E-dating week 4: ‘Girl brain’ at its worst

I was talking with a housemate and her guests recently when some faux-superstitious remark on my part (probably joking that some “sign” surely portended her romantic fate) prompted Housemate #1 to dismiss my quip with a snort and the charge of having “girl brain.”

It’s probably been called lots of things, but my favorite depiction of these histrionic, melodramatic flights of analytical fancy is the montage late in Amelie when she imagines all the things her mystery man has run off to do — the only one of which I remember was to join the mujahidin.

I liked that scene. It had the right deftness and briskness to suggest Amelie herself constructing the pastiche of internal mania with a coy self deprecation, as if to say sweetly, “Yes, it’s loony, but haven’t you done it too?”

Loony or not, girl brain almost always manifests in the absence or maddening silence of a man. Any situation where uncertain possibilities present themselves is an instant opportunity for our ever-active brains to fill in the gaps (naturally as colorfully as possible) until the man acts or speaks, providing us further data to mull over.

I had been mercifully spared of this affliction until recently, as nary a possible prospect was on the horizon (except with liberal stretches of the imagination). It was great. I walked the streets of San Francisco home from work to BART each night, my head busy with the latest baby garment to knit or who I needed to email next for some ongoing task with the book. Although I’ve decided to let myself actually look at the rotating line-up of four wedding dresses I always pass in a shop along Columbus, I’ve generally had a nice long stretch of calm deep breaths and peacefully savored foggy evenings.

Enter my recently married cousin, whom I saw at the end of a business trip last month. Barely one day into our visit, and she declared me in romantic hiding, which she suggested might be tackled by exploring internet dating.

I’ll admit I haven’t exactly been trying to crash every possible party that fills my housemates’ busy social lives, but neither have I been cultivating a shrewish tone with men, pretending to own several litters of cats, or finding other ways to become a SuperSpinster.

Still, I decided she might have a point.

Since this region isn’t exactly known for its seminaries and Jesus freaks, I decided to take her up on it, short of actually putting down money for said services. While this has so far yielded plenty of writing fodder, it’s also — alas — renewed the risk of girl brain (gulp).

Take the guy whom I’ll call e-Prospect #1. If it weren’t bad enough that we started contact shortly before a trip he took (a chance for wild speculation based on his email address), we subsequently resumed contact, briefly but promisingly, which Christmas and New Year’s then interrupted further.

And since he’d apparently rather IM than email, I’m now in the girl-brain hell of logging into a chat program to try figure out when he goes online (at work, in the evenings, or when he’s waiting for laundry to dry?), and then pondering whether or not to IM him or maintain a diffident distance so he can be the one to say hi.

You’d think that after the last romantic ______ (for which I still can’t find words appropriate), I’d be warier of wading back into IM ambiguity.
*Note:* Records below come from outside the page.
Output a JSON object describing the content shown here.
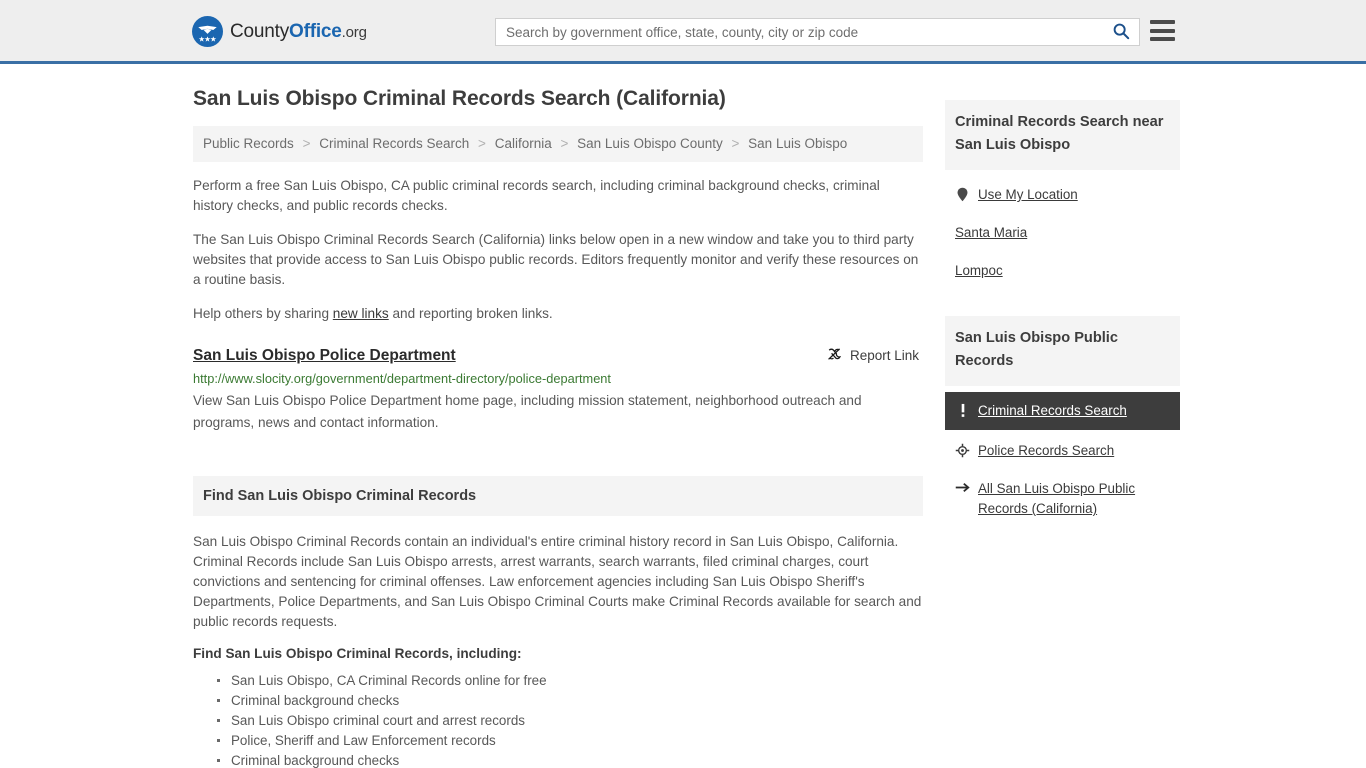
{
  "header": {
    "logo": {
      "icon": "eagle-shield-logo",
      "text_county": "County",
      "text_office": "Office",
      "text_org": ".org"
    },
    "search": {
      "placeholder": "Search by government office, state, county, city or zip code",
      "value": "",
      "icon": "search-icon"
    },
    "menu_icon": "hamburger-menu-icon",
    "accent_color": "#3a6fa5"
  },
  "page": {
    "title": "San Luis Obispo Criminal Records Search (California)",
    "breadcrumb": [
      "Public Records",
      "Criminal Records Search",
      "California",
      "San Luis Obispo County",
      "San Luis Obispo"
    ],
    "breadcrumb_separator": ">",
    "intro_paragraphs": [
      "Perform a free San Luis Obispo, CA public criminal records search, including criminal background checks, criminal history checks, and public records checks.",
      "The San Luis Obispo Criminal Records Search (California) links below open in a new window and take you to third party websites that provide access to San Luis Obispo public records. Editors frequently monitor and verify these resources on a routine basis."
    ],
    "help_line": {
      "before": "Help others by sharing ",
      "link": "new links",
      "after": " and reporting broken links."
    }
  },
  "result": {
    "title": "San Luis Obispo Police Department",
    "url": "http://www.slocity.org/government/department-directory/police-department",
    "description": "View San Luis Obispo Police Department home page, including mission statement, neighborhood outreach and programs, news and contact information.",
    "report_label": "Report Link",
    "report_icon": "broken-link-icon",
    "url_color": "#3b7a33"
  },
  "section": {
    "heading": "Find San Luis Obispo Criminal Records",
    "paragraph": "San Luis Obispo Criminal Records contain an individual's entire criminal history record in San Luis Obispo, California. Criminal Records include San Luis Obispo arrests, arrest warrants, search warrants, filed criminal charges, court convictions and sentencing for criminal offenses. Law enforcement agencies including San Luis Obispo Sheriff's Departments, Police Departments, and San Luis Obispo Criminal Courts make Criminal Records available for search and public records requests.",
    "sub_heading": "Find San Luis Obispo Criminal Records, including:",
    "bullets": [
      "San Luis Obispo, CA Criminal Records online for free",
      "Criminal background checks",
      "San Luis Obispo criminal court and arrest records",
      "Police, Sheriff and Law Enforcement records",
      "Criminal background checks"
    ]
  },
  "sidebar": {
    "nearby_card": {
      "title": "Criminal Records Search near San Luis Obispo",
      "items": [
        {
          "label": "Use My Location",
          "icon": "map-pin-icon"
        },
        {
          "label": "Santa Maria",
          "icon": "none"
        },
        {
          "label": "Lompoc",
          "icon": "none"
        }
      ]
    },
    "records_card": {
      "title": "San Luis Obispo Public Records",
      "items": [
        {
          "label": "Criminal Records Search",
          "icon": "exclamation-icon",
          "active": true
        },
        {
          "label": "Police Records Search",
          "icon": "police-badge-icon",
          "active": false
        },
        {
          "label": "All San Luis Obispo Public Records (California)",
          "icon": "arrow-right-icon",
          "active": false
        }
      ],
      "active_bg": "#3d3d3d"
    }
  }
}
And I am, but with a few hundred miles between us, I’m unlikely to break through that unless my forthcoming trip to see relatives (who just happen to live in e-Prospect #1’s town) leads to a coffee date or something. Assuming of course, that we actually “talk” again and I have a chance to casually mention said trip.

Until then, I guess I’ll just have to assume that laptops aren’t allowed in the mujahidin.